Color accuracy is another aspect of display quality, measured in DeltaE, which is the deviation between the true color and the representation of that color on the display, as measured with a colorimeter. Color accuracy tests display a sequence of 70 different colors, measuring the accuracy of each, and then averaging the accuracy overall (Average DeltaE). A lower number indicates a smaller deviation, and thus greater color accuracy.
Connectivity: Common Ports Add to Ease of Use
While ultrabooks tend to shed many of the common laptop features in the pursuit of thinner chassis designs – ditching such common options as optical drives and Ethernet ports – there are still plenty of ports and inputs on offer, but each machine will have its own mix of connections. For our evaluation, we looked to balance capability with ease of use. A USB 3.0 port is significantly faster than the older USB 2.0 standard, but both are often included on a system, making an all-3.0 system uncommon, even though it's the preferred choice. A newer standard, USB Type-C, is also starting to make its way onto the market, but it requires an aftermarket adapter for use with most USB-equipped products, so it isn't necessarily an asset since the new port isn't the most straightforward or simple to use.
Video outputs are another common connection, with HDMI serving as the standard, but many manufacturers opt for equivalent ports, like a mini DisplayPort or Thunderbolt 2. While there are monitors and HDTVs that accept these other video connections, they lack the ubiquity of HDMI and often require yet another adapter to work with standard connections.
Help & Support: Warranties and More
With any tech product you’ll want to be able to get assistance when things get complicated or stop working.
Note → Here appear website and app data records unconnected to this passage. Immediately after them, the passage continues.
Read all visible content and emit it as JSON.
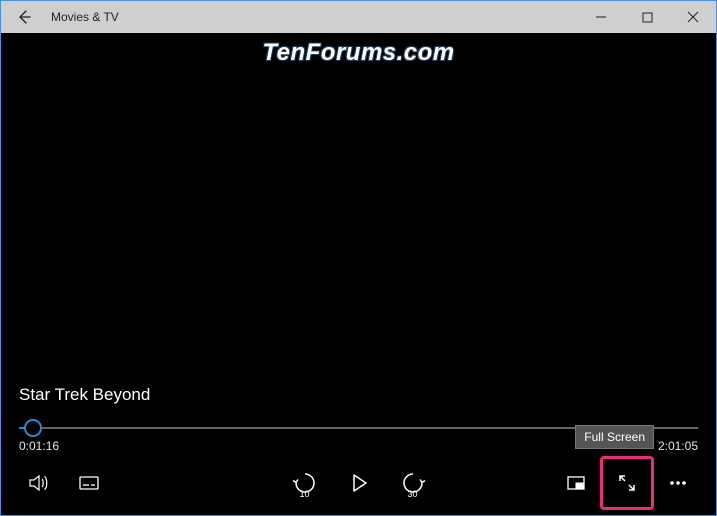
{
  "titlebar": {
    "app_title": "Movies & TV"
  },
  "watermark": "TenForums.com",
  "playback": {
    "media_title": "Star Trek Beyond",
    "elapsed": "0:01:16",
    "duration": "2:01:05",
    "progress_percent": 2,
    "skip_back_seconds": "10",
    "skip_forward_seconds": "30"
  },
  "tooltip": {
    "fullscreen": "Full Screen"
  }
}
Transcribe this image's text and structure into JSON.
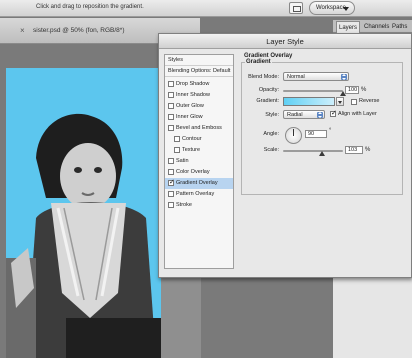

We also took into account the ease of reaching support, be it via phone, online chat or social media. We also included information from Laptop Mag's independent customer service testing in our rankings.
Best Ultrabooks: Our Verdict and Recommendations
The Gold Award winner is the Lenovo Yoga 900, a 2-in-1 ultrabook that offers both laptop and tablet functionality in one of the thinnest and lightest systems we reviewed. The Yoga 900 is outfitted with an Intel Core i7-6500U, one of Intel’s new Skylake processors, which propelled it to the top of the charts in both performance and graphics capability. Paired with a gorgeous display and rich selection of ports and features, the Lenovo sets the bar for almost every category on our list. The fact that it can be flipped around from a laptop to tablet with ease is just a bonus.
The VAIO Z flip is our Silver Award winner, with a premium 2-in-1 design that looks and feels luxurious, even alongside other high-end designs. The VAIO Z flip also boasts some of the best performance in the category thanks to an Intel Core i7-6567U processor, part of Intel’s new Skylake line; and leads in graphics performance thanks to Intel Iris graphics.
The Samsung Notebook 9 Spin is our Bronze Award winner as an ultrabook that combines solid performance with a convenient, flexible design and impressive 3200 x 1800 display. With more than 9 hours battery life, a slim chassis and coming in at less than 3 pounds, the Samsung Notebook 9 Spin is a great ultrabook for use on the go.